I have been anticipating Robert to come up this season. Partly because of the Abreu connection and partly because he was an international free agent. Of course, the latter didn’t exactly propel Jimenez, but seems to me an org will be more attractive to free agents if it shows it will promote them. All that notwithstanding a possible international draft or CBA changes.


Good to see an overall good game for the offense. The Tribune had an item that before Sunday’s game, the Sox had been hitting just .202 with runners in scoring position for their previous 11 games. Thankfully, that un-clutch hitting did not continue.

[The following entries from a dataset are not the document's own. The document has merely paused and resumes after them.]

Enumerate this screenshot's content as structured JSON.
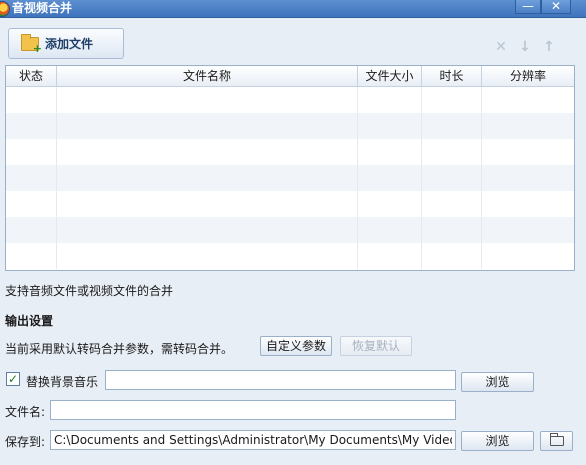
{
  "window": {
    "title": "音视频合并",
    "min_label": "—",
    "close_label": "✕"
  },
  "toolbar": {
    "add_file_label": "添加文件",
    "icons": [
      "delete-icon",
      "move-down-icon",
      "move-up-icon"
    ]
  },
  "table": {
    "columns": [
      "状态",
      "文件名称",
      "文件大小",
      "时长",
      "分辨率"
    ],
    "rows": []
  },
  "info": {
    "support_text": "支持音频文件或视频文件的合并"
  },
  "output": {
    "section_title": "输出设置",
    "current_text": "当前采用默认转码合并参数，需转码合并。",
    "custom_params_label": "自定义参数",
    "restore_default_label": "恢复默认",
    "replace_bg_music_label": "替换背景音乐",
    "replace_bg_music_checked": true,
    "bg_music_value": "",
    "browse_label": "浏览",
    "file_name_label": "文件名:",
    "file_name_value": "",
    "save_to_label": "保存到:",
    "save_to_value": "C:\\Documents and Settings\\Administrator\\My Documents\\My Videos\\"
  },
  "colors": {
    "titlebar": "#3f74bd",
    "background": "#e8eef5",
    "table_border": "#9aafc9"
  }
}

Good that Lopez got the win, but bad that he had to be bailed out by the bullpen in the sixth after having been staked to an early 5-0 lead. In that situation, he has to be able to go at least six, and preferably seven, innings. Bummer coming in and coaxing that double play might have been the turning point of the game.


Sadly, the expectation of an SP going deeper than five innings is getting more quaint by the day.

I miss CGs.


Old Hoss Radbourn is that you?


Deadball era=bestball era

karkovice squad

So the best baseball was played in an era when MLB was all-white; defenders used leather oven mitts in the field; off-season training was bailing hay; and nutritional supplements were whiskey, nicotine, and cocaine.

Lurker Laura

Other than the all-white part, it sounds pretty excellent.


I was going to say the same thing, although watching Tim Anderson play SS with an oven mitt sounds scary.

Trooper Galactus

Are you 110 years old?


That Whippersnapper Babe Ruth ruined baseball if you ask me.


That’s why pitching wins, to me, still are a relevant stat. If you only go five or six innings per start, more relief pitchers have to be used, and odds are increased that one of them will not have good stuff and blow the lead. And then there goes your victory. Yes, it’s technically not the starter’s fault he didn’t get a win, but in a way it is.

If you go seven or eight innings and leave with a lead, your bullpen is in better position to protect it.

Not too long ago, starters who couldn’t go more than five innings were termed “five-and-fly” pitchers. They also should be derided nowadays, too.


How long will the F.O make us wait to see a batting order of Robert,Moncada,Abreu,Jimenez Mercedes,Anderson,Mccain and Goins and Garcia. Or something close, with Nick,Steele and Andrew waiting in the wings.


This time I didn’t yell at the TV on the McCann bunt. They had a lead and McCann has been kind of awful the last month. But I would have gone nutso if Yolmer bunted.


Yolmer came through with a hit in the ninth inning Saturday night and then again on Sunday. Because he’s shown a sudden ability to drive in runs in those situations without having to bunt, it stands to reason he won’t be asked to bunt as much now.

Your point about McCann makes a lot of sense, and it kind of goes with what I’ve been trying to point out: When guys are struggling at the plate, a bunt isn’t always the worst thing, regardless of what generic data say. The data don’t always account for how a guy feels that day, whether he’s seeing the ball well and the momentum of a game.